WHAT YOU WILL DO: Lines holding the string "name" are the ones to copy; find them all in the data.

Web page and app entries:
- - -
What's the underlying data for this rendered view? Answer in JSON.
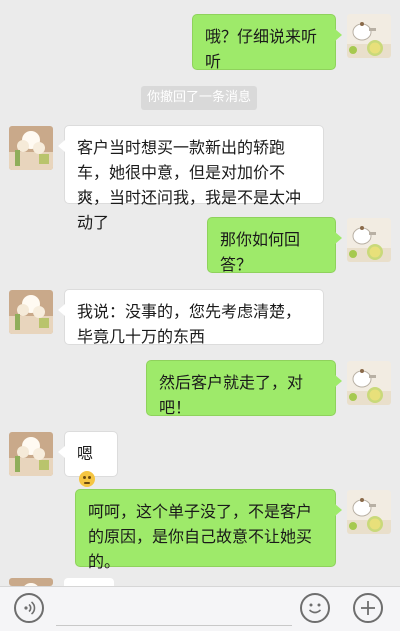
{
  "messages": [
    {
      "side": "right",
      "text": "哦？仔细说来听听"
    },
    {
      "side": "left",
      "text": "客户当时想买一款新出的轿跑车，她很中意，但是对加价不爽，当时还问我，我是不是太冲动了"
    },
    {
      "side": "right",
      "text": "那你如何回答？"
    },
    {
      "side": "left",
      "text": "我说：没事的，您先考虑清楚，毕竟几十万的东西"
    },
    {
      "side": "right",
      "text": "然后客户就走了，对吧！"
    },
    {
      "side": "left",
      "text": "嗯",
      "emoji": "smiling-face"
    },
    {
      "side": "right",
      "text": "呵呵，这个单子没了，不是客户的原因，是你自己故意不让她买的。"
    }
  ],
  "system_notice": "你撤回了一条消息",
  "input": {
    "value": "",
    "placeholder": ""
  },
  "icons": {
    "voice": "voice-icon",
    "emoji": "emoji-icon",
    "add": "plus-icon"
  },
  "colors": {
    "background": "#ebebeb",
    "right_bubble": "#9eea6a",
    "left_bubble": "#ffffff"
  }
}
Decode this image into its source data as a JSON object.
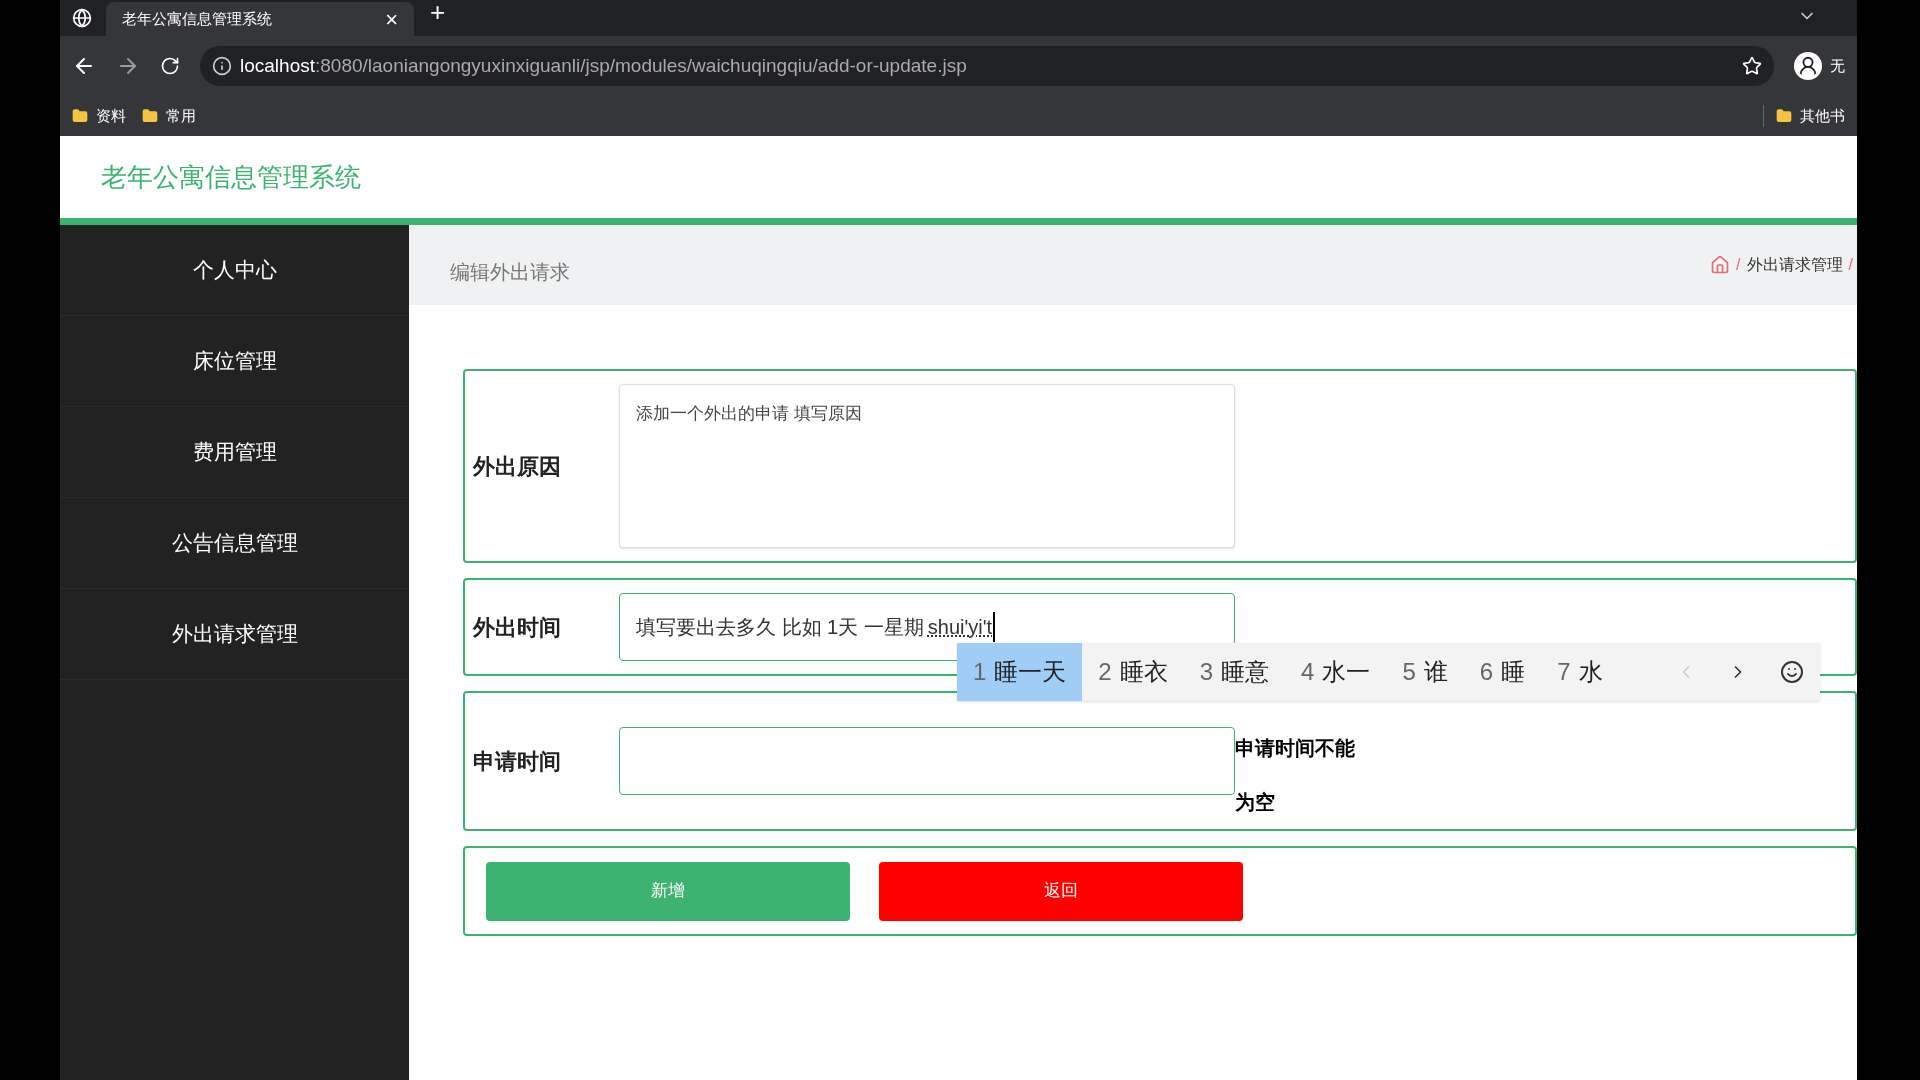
{
  "browser": {
    "tab": {
      "title": "老年公寓信息管理系统",
      "close": "×"
    },
    "new_tab": "+",
    "url": {
      "host": "localhost",
      "rest": ":8080/laoniangongyuxinxiguanli/jsp/modules/waichuqingqiu/add-or-update.jsp"
    },
    "profile": "无",
    "bookmarks": [
      "资料",
      "常用"
    ],
    "other_bookmarks": "其他书"
  },
  "app": {
    "title": "老年公寓信息管理系统"
  },
  "sidebar": {
    "items": [
      {
        "label": "个人中心"
      },
      {
        "label": "床位管理"
      },
      {
        "label": "费用管理"
      },
      {
        "label": "公告信息管理"
      },
      {
        "label": "外出请求管理"
      }
    ]
  },
  "page": {
    "title": "编辑外出请求",
    "breadcrumb": {
      "separator": "/",
      "items": [
        "外出请求管理"
      ]
    }
  },
  "form": {
    "fields": [
      {
        "kind": "textarea",
        "label": "外出原因",
        "value": "添加一个外出的申请 填写原因"
      },
      {
        "kind": "input",
        "label": "外出时间",
        "value": "填写要出去多久 比如 1天 一星期",
        "composing": "shui'yi't"
      },
      {
        "kind": "input",
        "label": "申请时间",
        "error": "申请时间不能为空"
      }
    ],
    "buttons": [
      {
        "kind": "primary",
        "label": "新增"
      },
      {
        "kind": "danger",
        "label": "返回"
      }
    ]
  },
  "ime": {
    "candidates": [
      {
        "index": "1",
        "text": "睡一天",
        "selected": true
      },
      {
        "index": "2",
        "text": "睡衣",
        "selected": false
      },
      {
        "index": "3",
        "text": "睡意",
        "selected": false
      },
      {
        "index": "4",
        "text": "水一",
        "selected": false
      },
      {
        "index": "5",
        "text": "谁",
        "selected": false
      },
      {
        "index": "6",
        "text": "睡",
        "selected": false
      },
      {
        "index": "7",
        "text": "水",
        "selected": false
      }
    ]
  }
}
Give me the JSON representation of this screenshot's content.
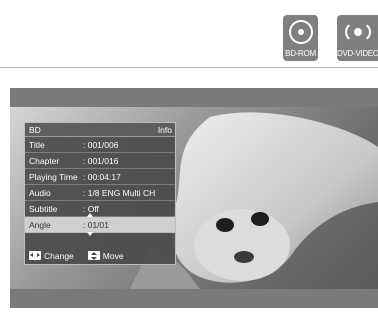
{
  "badges": [
    {
      "label": "BD-ROM",
      "icon": "disc-icon"
    },
    {
      "label": "DVD-VIDEO",
      "icon": "dvd-disc-icon"
    }
  ],
  "panel": {
    "title": "BD",
    "subtitle": "Info",
    "rows": [
      {
        "key": "Title",
        "value": ": 001/006"
      },
      {
        "key": "Chapter",
        "value": ": 001/016"
      },
      {
        "key": "Playing Time",
        "value": ": 00:04:17"
      },
      {
        "key": "Audio",
        "value": ": 1/8 ENG Multi CH"
      },
      {
        "key": "Subtitle",
        "value": ": Off"
      },
      {
        "key": "Angle",
        "value": ": 01/01",
        "selected": true
      }
    ],
    "footer": {
      "change_label": "Change",
      "move_label": "Move"
    }
  },
  "colors": {
    "badge": "#7f7f7f",
    "screen": "#7a7a7a",
    "panel": "#484848",
    "selected_row": "#cfcfcf"
  }
}
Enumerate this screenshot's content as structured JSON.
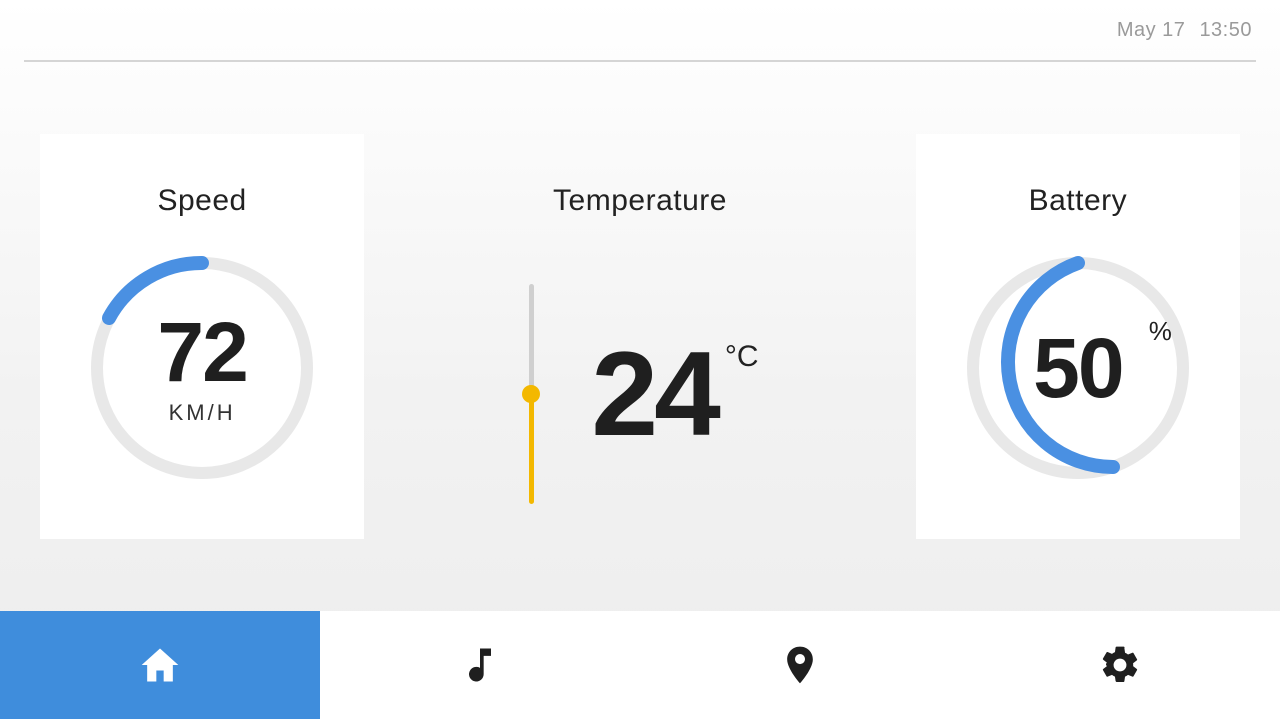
{
  "header": {
    "date": "May 17",
    "time": "13:50"
  },
  "cards": {
    "speed": {
      "title": "Speed",
      "value": "72",
      "unit": "KM/H",
      "arc_percent": 20
    },
    "temperature": {
      "title": "Temperature",
      "value": "24",
      "unit": "°C",
      "fill_percent": 50
    },
    "battery": {
      "title": "Battery",
      "value": "50",
      "unit": "%",
      "arc_percent": 60
    }
  },
  "colors": {
    "accent_blue": "#3f8ddc",
    "gauge_track": "#e5e5e5",
    "gauge_blue": "#4a90e2",
    "thermo_yellow": "#f3b800"
  },
  "nav": {
    "active_index": 0,
    "items": [
      {
        "name": "home"
      },
      {
        "name": "music"
      },
      {
        "name": "location"
      },
      {
        "name": "settings"
      }
    ]
  }
}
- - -
SOLUTION:
        "name": "home"
        "name": "music"
        "name": "location"
        "name": "settings"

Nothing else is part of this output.